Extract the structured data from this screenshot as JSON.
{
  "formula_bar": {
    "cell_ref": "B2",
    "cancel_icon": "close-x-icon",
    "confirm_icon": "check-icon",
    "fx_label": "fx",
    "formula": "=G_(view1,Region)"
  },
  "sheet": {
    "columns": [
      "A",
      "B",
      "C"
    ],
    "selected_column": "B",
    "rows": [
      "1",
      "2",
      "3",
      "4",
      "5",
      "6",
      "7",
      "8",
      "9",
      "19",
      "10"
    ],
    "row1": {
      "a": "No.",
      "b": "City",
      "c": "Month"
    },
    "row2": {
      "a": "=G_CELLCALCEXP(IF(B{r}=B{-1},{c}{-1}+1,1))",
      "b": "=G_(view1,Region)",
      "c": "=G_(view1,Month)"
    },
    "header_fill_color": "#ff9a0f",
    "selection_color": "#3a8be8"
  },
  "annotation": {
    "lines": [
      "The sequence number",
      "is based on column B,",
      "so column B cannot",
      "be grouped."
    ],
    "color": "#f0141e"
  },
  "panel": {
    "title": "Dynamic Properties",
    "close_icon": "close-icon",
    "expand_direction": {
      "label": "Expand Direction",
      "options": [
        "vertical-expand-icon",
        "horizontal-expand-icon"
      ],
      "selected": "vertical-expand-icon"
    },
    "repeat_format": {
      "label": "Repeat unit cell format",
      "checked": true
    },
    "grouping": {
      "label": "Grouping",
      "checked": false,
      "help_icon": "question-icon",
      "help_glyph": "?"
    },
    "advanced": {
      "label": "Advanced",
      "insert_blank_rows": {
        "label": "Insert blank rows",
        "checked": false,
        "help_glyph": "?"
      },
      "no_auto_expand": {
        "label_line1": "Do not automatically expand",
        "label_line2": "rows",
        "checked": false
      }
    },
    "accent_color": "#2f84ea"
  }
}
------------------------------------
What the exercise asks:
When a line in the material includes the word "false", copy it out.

Worked solution:
      "checked": false,
        "checked": false,
        "checked": false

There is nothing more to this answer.